My “Dippers Of The Dale” article I wrote and supplied the images to in October’s issue of Birdwatching Magazine has had a great response from it’s readers and colleagues and friends of mine.The Dipper has been a bird that has captivated me since I was a small boy and Lathkill Dale NNR in the Peak District is a beautiful place and one of the best place’s in the country to see these amazing ‘Masters of the river’ as I call them
A sample of the response’s can be seen below in an email sent to the Editor Of Birdwatching Magazine;
Dear Editor-Bird Watching Magazine, I wish to congratulate Craig Jones on his article(October 2009 Edition-Birdwatching Magazine)on the continuing bad behaviour of some dog walkers in Lathkill Dale in the Peak District.Reading his article I was powerfully reminded of witnessing dogs encouraged to enter the water by their owners whilst walking in Lathkill Dale earlier this year.As a keen birdwatcher,I wrote to the Peak District National Park Authorityand to Natural england and received helpful letters from them both.
The rules talk about the requirement to keep a dog under ‘close control’ but as Craig indicates in his article,this is clearly not sufficient.The Natural England correspondent wrote that is was their view that a requirement to keep all dogs on leads would not tackle the persistent offenders.I am afraid that dog proof fencing of the waters is now required as Craig seem’s to suggest.In any case,I would like to encourage visitors to the Dales to report incidents of poorly controlled effort to promote stricter protection for the Dipper and the other wildlife.
Dr D Brawn
The situation is affecting a lot of visitor’s to this area and many other places around the country where freshwater meets Dogs and Dippers/Wildlife and the more the issue is raised the more people will know and maybe something will change.I would like to thank Matt Merritt/Features Editor for allowing me to highlight this issue in such a great manner in your magazine and hopefully I can keep your readers up to date with developments to see if anything has changed there.

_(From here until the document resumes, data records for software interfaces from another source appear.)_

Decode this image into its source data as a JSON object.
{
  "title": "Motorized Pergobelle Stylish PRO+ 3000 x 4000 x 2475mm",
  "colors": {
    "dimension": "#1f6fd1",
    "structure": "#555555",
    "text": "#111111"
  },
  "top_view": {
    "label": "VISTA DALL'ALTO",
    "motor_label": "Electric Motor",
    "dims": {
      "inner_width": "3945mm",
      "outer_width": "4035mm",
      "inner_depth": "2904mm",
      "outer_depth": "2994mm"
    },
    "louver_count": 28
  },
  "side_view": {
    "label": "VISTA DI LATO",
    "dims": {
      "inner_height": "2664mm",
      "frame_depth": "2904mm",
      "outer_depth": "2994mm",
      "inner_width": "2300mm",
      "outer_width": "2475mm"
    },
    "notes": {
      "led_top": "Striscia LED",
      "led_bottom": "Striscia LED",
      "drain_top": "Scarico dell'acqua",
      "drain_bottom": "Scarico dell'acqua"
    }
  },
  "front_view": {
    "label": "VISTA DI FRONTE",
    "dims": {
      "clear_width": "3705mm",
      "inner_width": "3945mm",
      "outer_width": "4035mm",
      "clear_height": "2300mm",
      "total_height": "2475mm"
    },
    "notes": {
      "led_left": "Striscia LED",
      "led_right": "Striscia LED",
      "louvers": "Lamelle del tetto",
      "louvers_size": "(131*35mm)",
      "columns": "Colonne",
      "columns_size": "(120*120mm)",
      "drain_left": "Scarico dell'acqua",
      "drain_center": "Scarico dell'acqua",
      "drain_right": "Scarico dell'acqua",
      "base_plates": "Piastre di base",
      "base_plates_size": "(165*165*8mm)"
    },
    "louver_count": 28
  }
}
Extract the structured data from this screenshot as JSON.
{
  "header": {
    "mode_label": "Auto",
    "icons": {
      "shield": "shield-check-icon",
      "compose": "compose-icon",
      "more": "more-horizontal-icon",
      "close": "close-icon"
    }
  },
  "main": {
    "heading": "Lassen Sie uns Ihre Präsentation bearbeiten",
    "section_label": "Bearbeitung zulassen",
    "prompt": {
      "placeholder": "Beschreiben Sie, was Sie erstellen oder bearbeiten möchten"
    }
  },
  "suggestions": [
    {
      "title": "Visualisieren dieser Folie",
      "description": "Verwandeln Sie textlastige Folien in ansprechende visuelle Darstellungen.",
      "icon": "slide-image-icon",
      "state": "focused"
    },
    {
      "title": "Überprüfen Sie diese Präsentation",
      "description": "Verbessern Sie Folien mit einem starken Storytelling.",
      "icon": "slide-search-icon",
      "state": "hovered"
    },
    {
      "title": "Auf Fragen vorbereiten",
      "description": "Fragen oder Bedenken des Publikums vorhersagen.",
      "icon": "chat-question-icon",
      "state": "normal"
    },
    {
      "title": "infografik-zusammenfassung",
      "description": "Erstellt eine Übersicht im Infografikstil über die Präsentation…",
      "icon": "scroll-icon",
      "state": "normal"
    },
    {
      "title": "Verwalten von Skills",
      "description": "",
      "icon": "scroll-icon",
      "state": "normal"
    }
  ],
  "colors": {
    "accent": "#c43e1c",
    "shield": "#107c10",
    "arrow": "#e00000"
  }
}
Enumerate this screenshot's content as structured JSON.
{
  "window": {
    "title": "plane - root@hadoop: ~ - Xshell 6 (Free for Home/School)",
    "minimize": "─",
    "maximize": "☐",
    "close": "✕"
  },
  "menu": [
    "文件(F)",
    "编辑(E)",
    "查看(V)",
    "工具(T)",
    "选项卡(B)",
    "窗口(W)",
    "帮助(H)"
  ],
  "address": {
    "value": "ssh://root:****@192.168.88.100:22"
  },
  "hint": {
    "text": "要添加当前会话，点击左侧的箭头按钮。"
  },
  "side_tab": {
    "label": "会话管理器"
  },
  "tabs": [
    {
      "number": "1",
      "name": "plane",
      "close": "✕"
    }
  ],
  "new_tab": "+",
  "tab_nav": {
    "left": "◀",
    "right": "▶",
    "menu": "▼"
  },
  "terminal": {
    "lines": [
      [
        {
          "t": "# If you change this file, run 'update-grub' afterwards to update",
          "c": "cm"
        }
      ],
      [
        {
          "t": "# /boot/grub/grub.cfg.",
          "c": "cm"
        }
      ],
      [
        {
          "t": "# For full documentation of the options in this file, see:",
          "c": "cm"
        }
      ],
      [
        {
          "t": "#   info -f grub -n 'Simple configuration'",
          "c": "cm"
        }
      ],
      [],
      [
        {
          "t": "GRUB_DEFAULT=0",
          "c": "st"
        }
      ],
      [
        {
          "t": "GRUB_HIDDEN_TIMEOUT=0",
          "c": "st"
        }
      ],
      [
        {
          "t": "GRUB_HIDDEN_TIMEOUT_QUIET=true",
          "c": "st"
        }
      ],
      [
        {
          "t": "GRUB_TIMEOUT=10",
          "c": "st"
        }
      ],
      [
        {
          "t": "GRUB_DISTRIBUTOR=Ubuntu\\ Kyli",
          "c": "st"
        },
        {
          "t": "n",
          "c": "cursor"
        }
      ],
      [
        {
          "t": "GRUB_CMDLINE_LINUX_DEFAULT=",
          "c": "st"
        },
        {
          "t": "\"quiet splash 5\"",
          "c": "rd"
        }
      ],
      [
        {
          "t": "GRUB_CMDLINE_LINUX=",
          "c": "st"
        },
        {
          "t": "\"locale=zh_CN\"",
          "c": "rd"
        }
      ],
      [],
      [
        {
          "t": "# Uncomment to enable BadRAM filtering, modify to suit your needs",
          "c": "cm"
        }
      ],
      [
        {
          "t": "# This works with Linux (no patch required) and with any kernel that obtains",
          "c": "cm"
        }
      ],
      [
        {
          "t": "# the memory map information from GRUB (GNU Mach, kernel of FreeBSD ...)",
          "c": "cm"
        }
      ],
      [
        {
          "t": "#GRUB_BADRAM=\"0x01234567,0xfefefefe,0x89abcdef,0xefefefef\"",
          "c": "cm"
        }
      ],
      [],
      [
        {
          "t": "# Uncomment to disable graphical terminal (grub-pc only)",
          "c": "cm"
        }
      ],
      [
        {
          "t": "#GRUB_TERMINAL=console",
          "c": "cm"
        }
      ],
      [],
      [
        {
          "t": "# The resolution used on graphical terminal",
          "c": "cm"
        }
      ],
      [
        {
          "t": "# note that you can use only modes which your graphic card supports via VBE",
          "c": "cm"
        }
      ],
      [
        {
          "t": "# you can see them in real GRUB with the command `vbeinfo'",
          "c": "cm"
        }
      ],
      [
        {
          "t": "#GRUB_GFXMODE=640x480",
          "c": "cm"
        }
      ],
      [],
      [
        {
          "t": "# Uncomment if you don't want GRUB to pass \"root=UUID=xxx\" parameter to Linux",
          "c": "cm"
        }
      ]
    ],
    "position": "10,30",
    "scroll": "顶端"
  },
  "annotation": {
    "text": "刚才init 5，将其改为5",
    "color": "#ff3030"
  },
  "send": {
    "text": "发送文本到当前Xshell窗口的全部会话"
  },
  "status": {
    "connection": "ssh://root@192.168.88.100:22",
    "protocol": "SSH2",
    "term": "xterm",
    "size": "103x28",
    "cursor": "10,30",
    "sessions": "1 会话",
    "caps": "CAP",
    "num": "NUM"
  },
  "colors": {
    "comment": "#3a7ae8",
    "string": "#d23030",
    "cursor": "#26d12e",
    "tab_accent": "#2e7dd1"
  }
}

I hope to educate others to change our approach on how we view wildlife so we can conserve the beauty around us and protect the Dipper,to allow future generations to enjoy the same charismatic behaviour that sparked my love for this bird.
My Image ‘Family Life’ in the ‘Habitat’ category was commended and short-listed from thousands of entries and forms part of the BWPA Exhibition touring the country over the next ten months.
The image is a photographic account of life for a family of Shag’s on the rocky stacks/cliffs of Staple Island, one of the many islands that make up the Farnes.Shags are part of the Cormorant family and their name ‘Shag’ refers to their prominet crest on the front of their heads.
In this photograph I wanted to capture the adult to the left and the mother with the chicks to the right, the mainland can be seen in the distance, and also the shag’s nest of rotting seaweed and twigs held together by the birds own guano can be seen on the right.I got covered in guano obtaining this photograph, by lying in it for sometime to obtain this ‘POV’. They are a beautiful bird with their dark, glossy green plumage and have a ‘Prehistoric’ look about them
I had a lovely evening at the private viewing at Hoopers Gallery,London on the 23rd of September and it was an honour to have one of my images shortlisted and chosen by the judges, I met some very nice people also at the awards,brilliant and inspiring images on show in a lovely gallery.
To see where the Exhibition will be please click on the following link BWPA
I wish the BWPA all the sucess in the future and thanks for a great night.